Do you want to share what’s on your nightstand?  Click over to 5 Minutes for Books!

What’s on My Nightstand::May Wrap-up and Looking Ahead to June

nightstandWhew!  It has been a busy month for us!  This month we attended two homeschooling conferences, both of which required us to drive a distance from home.  We also celebrated a birthday and Mother’s Day, all in one weekend.  We spent a good deal of time traveling for other family celebrations.  Based on the amount of time I spent in the van this month, I should have read much more than I did (for me, travel time usual means reading time).  However, I can only count six books that I finished this month, and nary a one of them was a challenging read.

I read four nonfiction selections in May, and I think they are the ones that will stick with me the longest.  I read

  • Sacred Parenting by Gary Thomas (my review here)
  • Feeding Your Soul:  A Quiet Time Handbook by Jean Fleming (my review here)
  • God’s Harvard:  A Christian College on a Mission To Save America by Hanna Rosin
  • The Power of a Praying Wife by Stormie Omartian

The first two of these are quiet, contemplative books–the kind I like best.  I would recommend either one of them to any Christian desiring a deeper walk with the Lord.  (Obviously, the parenting book is geared toward parents, but I think the principles in it could be applied to any challenging issue in a person’s life.)  God’s Harvard is a book I blazed through because I found it fascinating in an almost voyeuristic way (dare I admit that?).  In the end, though, I couldn’t review it because I found it so big and unwieldy to grapple with–I didn’t even know how I felt about it after I read it, much less what I should say about it here.  I might go back and review The Power of  a Praying Wife some time, but I think most people know about it already.

My focus in fiction has been to read juvenile fiction, and it has been refreshing.   I have read

  • The Wanigan by Gloria Whelan (my review here)
  • The Penderwicks by Jeanne Birdsall (my review here)

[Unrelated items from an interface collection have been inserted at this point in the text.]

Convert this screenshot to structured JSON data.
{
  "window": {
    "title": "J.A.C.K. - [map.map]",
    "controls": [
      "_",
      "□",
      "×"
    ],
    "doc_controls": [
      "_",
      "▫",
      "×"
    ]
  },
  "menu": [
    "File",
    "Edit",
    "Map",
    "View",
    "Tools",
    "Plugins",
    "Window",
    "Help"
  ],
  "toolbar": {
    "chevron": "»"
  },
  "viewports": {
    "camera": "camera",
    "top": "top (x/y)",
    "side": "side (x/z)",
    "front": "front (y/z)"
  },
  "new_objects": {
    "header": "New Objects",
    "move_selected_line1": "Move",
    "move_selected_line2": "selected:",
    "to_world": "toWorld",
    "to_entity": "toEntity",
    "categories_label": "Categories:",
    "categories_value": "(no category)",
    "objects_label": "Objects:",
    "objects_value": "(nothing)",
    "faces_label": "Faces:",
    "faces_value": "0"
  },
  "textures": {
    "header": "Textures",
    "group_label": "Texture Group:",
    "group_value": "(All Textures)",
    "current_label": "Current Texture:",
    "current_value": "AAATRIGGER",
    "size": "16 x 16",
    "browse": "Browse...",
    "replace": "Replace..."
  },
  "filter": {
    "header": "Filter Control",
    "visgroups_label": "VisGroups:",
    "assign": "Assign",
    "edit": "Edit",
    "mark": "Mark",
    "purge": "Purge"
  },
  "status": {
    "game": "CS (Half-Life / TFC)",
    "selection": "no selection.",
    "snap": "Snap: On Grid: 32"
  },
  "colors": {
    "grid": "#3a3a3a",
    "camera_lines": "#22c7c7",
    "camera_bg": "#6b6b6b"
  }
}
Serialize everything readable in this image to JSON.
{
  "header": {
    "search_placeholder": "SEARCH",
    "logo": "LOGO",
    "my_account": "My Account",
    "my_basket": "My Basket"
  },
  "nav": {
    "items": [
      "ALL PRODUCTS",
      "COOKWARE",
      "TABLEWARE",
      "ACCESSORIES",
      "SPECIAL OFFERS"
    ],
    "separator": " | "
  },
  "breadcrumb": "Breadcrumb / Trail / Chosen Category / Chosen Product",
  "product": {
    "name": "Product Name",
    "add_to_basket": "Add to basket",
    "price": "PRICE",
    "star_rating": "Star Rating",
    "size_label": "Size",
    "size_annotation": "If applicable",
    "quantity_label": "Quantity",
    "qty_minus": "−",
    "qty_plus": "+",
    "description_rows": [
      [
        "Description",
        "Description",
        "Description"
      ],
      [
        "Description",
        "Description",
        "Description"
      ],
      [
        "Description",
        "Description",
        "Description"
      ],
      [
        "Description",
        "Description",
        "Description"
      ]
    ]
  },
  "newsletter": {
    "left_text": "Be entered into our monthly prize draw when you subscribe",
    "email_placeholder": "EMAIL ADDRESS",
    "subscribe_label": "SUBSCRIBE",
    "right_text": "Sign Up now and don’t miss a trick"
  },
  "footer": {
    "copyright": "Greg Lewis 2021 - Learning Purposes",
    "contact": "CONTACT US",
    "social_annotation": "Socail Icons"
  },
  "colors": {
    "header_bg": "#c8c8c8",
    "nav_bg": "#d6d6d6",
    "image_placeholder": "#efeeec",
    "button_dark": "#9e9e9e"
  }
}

I should finish up The Underneath by Kathi Appelt sometime soon, and I might even get the review done before the month’s out.

As for June, I have no specific plans.  The Semicolon Book Club selection for June is David Copperfield.  Based on my lack of success (failure?) with Les Miserables, I don’t think I’ll even bother to put it on my TBR shelf.  I have some kind of mental block about starting a 1000+ page book when I still have 600 or so pages left in the last one I started.  😉

I have ordered a couple of books from Paperback Swap on the recommendation of one of my favorite book bloggers, Janet of Across the PageHer review of Davita’s Harp by Chaim Potok, which I read many years ago as an undergraduate student in a young adult literature class, rekindled my interest in Potok and encouraged me to read My Name Is Asher Lev.  Janet also wrote a review of Girl Meets God by Lauren Winner that really piqued my curiosity; I have seen this book numerous times around book blogdom, but this review made me actually seek the book out.  Janet’s good at that.  🙂

As for my readings with the girls, I’m sure we’ll continue on our Little House fixation fascination.

What’s on your nightstand?  For more nightstand posts, click over to 5 Minutes for Books.